Lost+Brain: A Review
A genius high school student gets tired of the world around him as he finds it boring and in his opinion, populated with weak, pathetic and unmotivated people. After realising he can control the actions of anyone he chooses, he decides to recreate the world in his image, purging all the weakness from it.
Anyone familiar with the psychological thriller that is Death Note, will find the theme for Lost+Brain to be remarkably similar. In fact, shortly after the manga’s first serialisation it was heavily criticised for its similarity to Death Note, particularly the similarity in the ages of the protagonists and the role of anti-hero that both play. Progressing through the story of Lost+Brain however, a marked disparity in the plot becomes apparent, weakening further comparisons between the two as Lost+Brain lacks the supernatural mystery element which Death Note exemplifies beautifully.

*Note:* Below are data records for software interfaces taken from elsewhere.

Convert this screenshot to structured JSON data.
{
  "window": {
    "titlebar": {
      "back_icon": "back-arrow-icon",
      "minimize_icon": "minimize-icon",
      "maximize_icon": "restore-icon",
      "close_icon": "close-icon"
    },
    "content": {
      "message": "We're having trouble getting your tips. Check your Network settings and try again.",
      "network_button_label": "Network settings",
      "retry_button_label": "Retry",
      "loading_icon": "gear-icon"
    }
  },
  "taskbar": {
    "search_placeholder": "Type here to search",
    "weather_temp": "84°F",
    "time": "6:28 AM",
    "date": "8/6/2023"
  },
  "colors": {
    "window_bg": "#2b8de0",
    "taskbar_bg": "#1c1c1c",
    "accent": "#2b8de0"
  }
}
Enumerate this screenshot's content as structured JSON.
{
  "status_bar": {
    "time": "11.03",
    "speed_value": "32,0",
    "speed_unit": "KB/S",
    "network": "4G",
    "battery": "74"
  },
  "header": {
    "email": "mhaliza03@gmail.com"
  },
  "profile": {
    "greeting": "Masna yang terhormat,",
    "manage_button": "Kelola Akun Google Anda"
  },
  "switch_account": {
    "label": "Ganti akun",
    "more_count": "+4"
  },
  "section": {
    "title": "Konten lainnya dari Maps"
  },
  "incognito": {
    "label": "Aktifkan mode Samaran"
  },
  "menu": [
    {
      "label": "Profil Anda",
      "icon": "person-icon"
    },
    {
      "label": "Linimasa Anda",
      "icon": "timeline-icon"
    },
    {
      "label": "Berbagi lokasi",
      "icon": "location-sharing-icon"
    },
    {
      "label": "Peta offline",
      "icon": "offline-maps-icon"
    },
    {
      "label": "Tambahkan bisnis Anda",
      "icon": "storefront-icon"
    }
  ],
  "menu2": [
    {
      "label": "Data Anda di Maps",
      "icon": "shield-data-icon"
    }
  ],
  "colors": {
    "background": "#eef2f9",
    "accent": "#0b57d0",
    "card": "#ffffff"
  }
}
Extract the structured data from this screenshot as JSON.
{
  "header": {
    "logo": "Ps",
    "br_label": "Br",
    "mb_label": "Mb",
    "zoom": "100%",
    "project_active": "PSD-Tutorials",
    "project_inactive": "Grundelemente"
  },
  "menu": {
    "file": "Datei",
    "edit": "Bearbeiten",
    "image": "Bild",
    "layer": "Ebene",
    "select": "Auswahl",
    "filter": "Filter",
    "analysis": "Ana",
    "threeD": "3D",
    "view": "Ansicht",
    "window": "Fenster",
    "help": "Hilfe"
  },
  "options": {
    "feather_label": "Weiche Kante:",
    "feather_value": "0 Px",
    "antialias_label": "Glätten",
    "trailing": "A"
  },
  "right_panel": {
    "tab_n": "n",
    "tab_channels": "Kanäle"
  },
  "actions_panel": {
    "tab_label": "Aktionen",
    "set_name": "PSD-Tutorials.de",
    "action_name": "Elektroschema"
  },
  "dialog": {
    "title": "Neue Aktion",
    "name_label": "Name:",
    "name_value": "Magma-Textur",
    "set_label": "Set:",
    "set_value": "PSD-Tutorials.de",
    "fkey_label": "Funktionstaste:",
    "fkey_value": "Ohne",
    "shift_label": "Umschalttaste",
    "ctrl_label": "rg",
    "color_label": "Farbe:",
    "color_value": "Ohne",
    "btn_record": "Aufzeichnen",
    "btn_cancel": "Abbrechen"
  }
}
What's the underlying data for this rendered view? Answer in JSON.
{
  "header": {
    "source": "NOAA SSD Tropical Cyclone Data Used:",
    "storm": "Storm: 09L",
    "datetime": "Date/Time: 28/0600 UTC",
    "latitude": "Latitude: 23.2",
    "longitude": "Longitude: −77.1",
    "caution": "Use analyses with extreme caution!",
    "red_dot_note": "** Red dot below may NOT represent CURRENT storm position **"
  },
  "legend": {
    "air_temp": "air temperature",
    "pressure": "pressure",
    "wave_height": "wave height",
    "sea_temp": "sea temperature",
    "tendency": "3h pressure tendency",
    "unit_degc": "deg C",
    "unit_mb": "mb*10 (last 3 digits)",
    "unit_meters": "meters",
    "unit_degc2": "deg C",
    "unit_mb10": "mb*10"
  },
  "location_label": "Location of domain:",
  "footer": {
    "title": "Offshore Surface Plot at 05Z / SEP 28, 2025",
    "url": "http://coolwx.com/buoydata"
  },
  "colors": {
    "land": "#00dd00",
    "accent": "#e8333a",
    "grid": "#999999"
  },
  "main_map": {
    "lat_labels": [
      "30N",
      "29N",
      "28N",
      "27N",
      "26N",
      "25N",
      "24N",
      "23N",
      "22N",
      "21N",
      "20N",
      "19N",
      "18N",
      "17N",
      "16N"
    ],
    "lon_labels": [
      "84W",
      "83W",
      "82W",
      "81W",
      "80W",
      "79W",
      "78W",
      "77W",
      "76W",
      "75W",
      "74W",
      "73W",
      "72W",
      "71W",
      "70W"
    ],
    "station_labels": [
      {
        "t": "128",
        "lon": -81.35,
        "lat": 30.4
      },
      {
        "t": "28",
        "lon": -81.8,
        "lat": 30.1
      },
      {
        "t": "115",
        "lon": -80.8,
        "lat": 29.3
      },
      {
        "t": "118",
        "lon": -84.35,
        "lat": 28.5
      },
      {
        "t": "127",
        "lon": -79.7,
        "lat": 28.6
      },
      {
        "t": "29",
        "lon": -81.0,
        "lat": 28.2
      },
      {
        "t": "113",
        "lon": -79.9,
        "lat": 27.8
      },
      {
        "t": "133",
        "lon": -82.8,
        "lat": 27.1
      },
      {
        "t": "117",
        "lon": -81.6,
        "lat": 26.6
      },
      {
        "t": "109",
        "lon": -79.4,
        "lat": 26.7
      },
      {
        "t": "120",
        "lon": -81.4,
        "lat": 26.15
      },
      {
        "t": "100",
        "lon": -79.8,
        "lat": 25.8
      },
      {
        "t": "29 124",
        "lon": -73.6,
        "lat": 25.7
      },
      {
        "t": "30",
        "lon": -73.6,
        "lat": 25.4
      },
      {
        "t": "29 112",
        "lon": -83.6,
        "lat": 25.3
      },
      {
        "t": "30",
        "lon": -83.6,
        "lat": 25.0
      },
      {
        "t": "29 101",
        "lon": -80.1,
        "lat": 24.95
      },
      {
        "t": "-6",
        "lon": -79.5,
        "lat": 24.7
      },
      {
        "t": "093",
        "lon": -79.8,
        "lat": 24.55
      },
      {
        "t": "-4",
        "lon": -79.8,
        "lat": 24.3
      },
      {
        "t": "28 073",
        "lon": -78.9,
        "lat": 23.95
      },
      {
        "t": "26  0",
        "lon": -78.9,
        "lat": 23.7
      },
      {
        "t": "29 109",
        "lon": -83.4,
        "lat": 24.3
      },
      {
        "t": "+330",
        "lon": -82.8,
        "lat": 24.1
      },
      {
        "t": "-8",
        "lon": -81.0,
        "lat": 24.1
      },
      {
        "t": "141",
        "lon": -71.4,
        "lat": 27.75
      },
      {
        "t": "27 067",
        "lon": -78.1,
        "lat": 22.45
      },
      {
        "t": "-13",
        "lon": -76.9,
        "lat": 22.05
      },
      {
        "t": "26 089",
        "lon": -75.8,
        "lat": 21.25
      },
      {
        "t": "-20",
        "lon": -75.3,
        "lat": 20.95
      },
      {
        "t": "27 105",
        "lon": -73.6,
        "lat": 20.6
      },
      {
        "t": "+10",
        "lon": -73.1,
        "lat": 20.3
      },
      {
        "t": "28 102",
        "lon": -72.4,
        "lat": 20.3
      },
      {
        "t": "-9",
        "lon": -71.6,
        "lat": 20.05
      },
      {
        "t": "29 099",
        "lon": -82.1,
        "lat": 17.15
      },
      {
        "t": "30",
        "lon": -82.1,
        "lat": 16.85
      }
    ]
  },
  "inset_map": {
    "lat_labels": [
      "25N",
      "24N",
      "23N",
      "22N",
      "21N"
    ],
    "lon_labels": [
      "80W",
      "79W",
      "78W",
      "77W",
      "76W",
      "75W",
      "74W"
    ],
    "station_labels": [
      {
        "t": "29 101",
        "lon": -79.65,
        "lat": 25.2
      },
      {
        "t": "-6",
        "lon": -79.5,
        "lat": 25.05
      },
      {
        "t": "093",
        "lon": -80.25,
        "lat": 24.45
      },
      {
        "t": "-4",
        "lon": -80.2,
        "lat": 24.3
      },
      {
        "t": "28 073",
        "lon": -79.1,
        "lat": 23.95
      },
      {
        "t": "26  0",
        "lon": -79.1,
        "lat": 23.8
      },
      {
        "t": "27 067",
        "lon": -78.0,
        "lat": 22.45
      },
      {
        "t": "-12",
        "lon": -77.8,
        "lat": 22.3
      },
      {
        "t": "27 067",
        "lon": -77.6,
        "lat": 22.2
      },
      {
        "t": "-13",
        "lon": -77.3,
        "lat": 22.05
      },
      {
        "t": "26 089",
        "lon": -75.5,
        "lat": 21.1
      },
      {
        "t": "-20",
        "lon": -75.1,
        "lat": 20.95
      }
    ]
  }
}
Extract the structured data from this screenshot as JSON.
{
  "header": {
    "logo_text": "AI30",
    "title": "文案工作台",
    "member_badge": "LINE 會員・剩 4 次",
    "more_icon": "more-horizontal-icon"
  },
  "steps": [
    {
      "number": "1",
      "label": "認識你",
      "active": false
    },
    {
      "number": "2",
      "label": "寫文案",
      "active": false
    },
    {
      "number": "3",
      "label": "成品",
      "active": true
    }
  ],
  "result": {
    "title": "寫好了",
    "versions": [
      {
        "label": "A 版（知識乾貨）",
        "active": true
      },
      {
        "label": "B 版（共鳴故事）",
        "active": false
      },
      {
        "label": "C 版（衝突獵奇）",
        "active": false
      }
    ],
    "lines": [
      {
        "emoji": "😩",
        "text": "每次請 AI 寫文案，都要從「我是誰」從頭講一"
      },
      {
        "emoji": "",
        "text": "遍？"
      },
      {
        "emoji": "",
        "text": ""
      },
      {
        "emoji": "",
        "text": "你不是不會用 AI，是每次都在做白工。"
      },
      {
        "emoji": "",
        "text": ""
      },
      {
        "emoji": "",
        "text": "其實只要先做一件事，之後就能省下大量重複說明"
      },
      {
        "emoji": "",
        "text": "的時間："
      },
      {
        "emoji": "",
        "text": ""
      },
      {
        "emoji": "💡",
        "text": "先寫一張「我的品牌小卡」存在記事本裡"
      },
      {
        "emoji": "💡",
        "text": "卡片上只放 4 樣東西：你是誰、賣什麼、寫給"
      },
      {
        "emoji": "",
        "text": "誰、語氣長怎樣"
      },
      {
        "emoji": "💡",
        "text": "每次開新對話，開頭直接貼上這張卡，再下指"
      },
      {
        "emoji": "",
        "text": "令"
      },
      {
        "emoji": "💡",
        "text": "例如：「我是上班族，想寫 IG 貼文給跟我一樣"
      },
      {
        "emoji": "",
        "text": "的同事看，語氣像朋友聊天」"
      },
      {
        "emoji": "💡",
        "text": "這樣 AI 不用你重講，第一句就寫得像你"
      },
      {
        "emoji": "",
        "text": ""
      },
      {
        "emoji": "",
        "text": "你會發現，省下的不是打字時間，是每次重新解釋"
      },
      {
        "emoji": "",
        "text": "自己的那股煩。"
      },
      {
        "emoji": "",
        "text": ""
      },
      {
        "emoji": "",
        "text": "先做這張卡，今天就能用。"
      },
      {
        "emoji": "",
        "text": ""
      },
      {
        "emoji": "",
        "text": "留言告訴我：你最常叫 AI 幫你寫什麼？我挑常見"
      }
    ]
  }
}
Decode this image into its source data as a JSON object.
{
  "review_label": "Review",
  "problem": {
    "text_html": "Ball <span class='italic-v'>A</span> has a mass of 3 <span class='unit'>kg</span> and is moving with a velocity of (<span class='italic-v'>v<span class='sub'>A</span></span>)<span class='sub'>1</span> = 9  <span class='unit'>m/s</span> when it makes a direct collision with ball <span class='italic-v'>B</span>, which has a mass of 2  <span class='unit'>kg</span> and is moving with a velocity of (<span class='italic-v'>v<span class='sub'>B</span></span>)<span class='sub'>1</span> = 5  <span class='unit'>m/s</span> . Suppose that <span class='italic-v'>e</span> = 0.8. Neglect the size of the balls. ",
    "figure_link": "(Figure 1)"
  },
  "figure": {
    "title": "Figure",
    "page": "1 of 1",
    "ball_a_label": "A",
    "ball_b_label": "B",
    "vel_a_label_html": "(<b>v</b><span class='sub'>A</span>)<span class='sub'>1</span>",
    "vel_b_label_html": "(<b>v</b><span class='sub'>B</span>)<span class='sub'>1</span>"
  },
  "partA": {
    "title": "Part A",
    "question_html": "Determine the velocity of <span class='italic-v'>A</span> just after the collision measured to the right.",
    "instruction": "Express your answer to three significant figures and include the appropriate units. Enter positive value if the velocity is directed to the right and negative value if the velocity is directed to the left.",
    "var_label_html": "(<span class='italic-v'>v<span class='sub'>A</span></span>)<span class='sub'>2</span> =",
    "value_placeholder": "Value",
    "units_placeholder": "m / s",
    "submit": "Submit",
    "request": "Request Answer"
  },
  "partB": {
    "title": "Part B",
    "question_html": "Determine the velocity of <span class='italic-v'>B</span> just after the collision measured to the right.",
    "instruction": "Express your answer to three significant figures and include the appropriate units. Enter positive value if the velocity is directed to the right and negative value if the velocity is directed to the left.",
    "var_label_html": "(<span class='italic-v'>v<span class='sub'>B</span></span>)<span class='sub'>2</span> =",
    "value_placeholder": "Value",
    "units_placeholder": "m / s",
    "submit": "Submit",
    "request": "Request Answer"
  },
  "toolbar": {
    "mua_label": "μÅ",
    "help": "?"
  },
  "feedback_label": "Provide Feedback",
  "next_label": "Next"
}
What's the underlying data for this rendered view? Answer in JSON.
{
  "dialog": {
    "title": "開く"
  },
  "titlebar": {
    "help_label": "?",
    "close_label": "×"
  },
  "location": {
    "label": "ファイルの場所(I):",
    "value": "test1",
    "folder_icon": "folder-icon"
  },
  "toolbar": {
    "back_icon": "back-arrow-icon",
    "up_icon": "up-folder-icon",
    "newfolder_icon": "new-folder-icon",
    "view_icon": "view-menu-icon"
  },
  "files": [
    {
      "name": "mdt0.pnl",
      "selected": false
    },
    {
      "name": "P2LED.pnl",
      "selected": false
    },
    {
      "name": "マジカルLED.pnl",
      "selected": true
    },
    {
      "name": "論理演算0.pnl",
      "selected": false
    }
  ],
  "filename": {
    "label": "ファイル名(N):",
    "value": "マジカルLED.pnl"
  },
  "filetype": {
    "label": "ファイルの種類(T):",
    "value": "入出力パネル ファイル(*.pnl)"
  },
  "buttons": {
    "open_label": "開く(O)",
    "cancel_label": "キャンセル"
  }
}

Hiyama Ren, the protagonist in Lost+Brain, discovers the powers of hypnotism and realises its potential in his quest to change the world. He chooses to attempt mass hypnotism in lieu of the more careful and controlled approach of hypnotising key people at critical moments. A large part of the story is dedicated to him setting the stage for the mass hypnotism. Special attention has been given to the limitations of hypnotism – it is not possible to make someone perform an act that is against their base nature or generic hypnosis is only possible if the people targeted are in a certain physical and mental state. Ren’s ability to work around these limitations is what drives the story forward. This is helped by the fact that at each step of the process there is a lengthy and detailed explanation of the procedure that was used and the effect that is expected on the hypnosis subjects.
A good example of this is seen early on when Ren addresses a private assembly of students in his school and alters their perception of the passage of time. He achieves this with the aid of flashing the lights in the assembly hall. In the beginning the lights flash at a specific interval. Drawing attention to this fact he lets everyone know the rate of the flashing lights and then as he makes his speech he very slowly reduces the interval between each flash. No one picks up on the change as it is a miniscule change. Over a fifteen-minute period however these small changes add up and provide the illusion Ren aimed for. Having removed all visible clocks and watches, the students mistakenly assume a larger amount of time has passed because of the increased frequency of flashing lights.
The tragedy is that on its own Lost+Brain is a good, entertaining read. It is only the repeated comparisons, drawn against Death Note that dilute the experience for the reader. A stronger, and more intelligent opposition to Ren’s plans along with a less predictable plot structure would have boosted this manga’s status immeasurably and possibly allowed it to capitalise on the vacuum that is created as an enthralled reader finishes Death Note and realises apart from Code Geass there are few alternative titles that provide a similar level of enjoyment. As it stands however, for any manga enthusiast who is on the hunt for a story similar to Death Note, Lost+Brain should certainly be given a read.